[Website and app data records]
= Beginning of Section =

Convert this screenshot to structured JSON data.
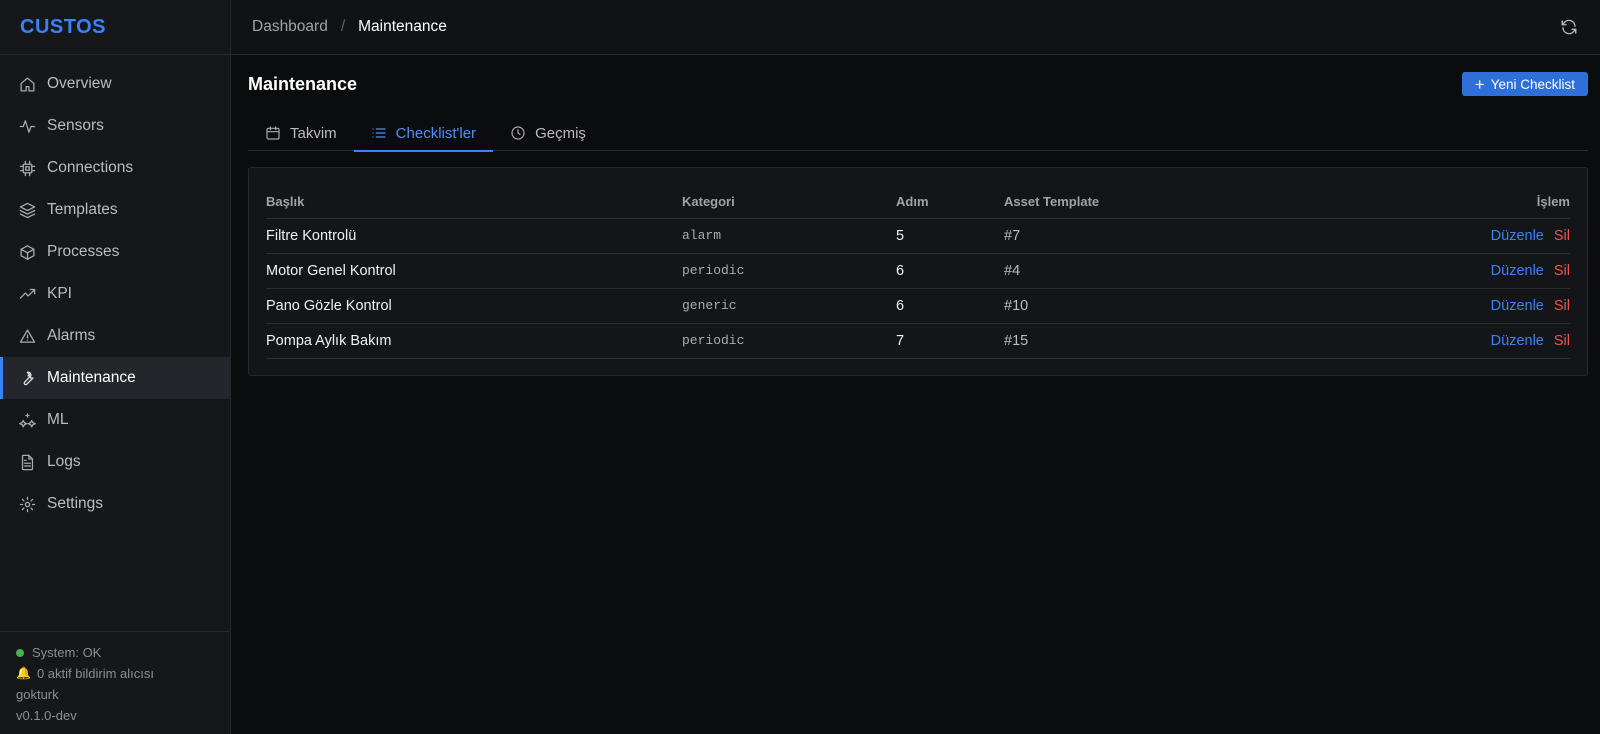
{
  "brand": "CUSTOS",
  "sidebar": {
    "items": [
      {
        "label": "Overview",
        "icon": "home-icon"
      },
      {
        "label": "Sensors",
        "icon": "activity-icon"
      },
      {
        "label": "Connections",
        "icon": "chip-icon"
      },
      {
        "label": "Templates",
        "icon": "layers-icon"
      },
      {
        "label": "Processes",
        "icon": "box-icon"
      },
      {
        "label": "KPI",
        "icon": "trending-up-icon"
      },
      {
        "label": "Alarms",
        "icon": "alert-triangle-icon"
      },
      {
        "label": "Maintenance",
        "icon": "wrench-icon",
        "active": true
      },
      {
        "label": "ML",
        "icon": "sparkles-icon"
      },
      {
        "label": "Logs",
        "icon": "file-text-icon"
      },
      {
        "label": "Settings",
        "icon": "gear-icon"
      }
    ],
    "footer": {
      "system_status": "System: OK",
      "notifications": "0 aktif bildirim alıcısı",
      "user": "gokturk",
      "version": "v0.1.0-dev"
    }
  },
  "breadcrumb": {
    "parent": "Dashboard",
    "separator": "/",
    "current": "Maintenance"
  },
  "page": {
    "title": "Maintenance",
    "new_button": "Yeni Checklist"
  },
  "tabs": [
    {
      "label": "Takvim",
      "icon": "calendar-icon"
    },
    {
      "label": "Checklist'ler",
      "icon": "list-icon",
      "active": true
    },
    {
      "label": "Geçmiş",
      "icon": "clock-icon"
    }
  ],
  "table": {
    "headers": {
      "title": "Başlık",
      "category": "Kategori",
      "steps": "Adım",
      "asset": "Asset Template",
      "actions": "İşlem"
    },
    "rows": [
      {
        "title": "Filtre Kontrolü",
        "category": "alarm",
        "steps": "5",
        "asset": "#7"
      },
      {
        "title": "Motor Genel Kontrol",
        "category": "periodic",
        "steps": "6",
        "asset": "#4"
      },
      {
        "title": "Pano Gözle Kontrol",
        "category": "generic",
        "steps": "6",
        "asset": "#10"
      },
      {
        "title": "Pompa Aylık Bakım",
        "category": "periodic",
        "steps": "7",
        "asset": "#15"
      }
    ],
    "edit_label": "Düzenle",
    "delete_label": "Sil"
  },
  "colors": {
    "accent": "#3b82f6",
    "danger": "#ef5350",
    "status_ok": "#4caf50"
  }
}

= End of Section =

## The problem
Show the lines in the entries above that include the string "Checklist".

## Reply
    "new_button": "Yeni Checklist"
      "label": "Checklist'ler",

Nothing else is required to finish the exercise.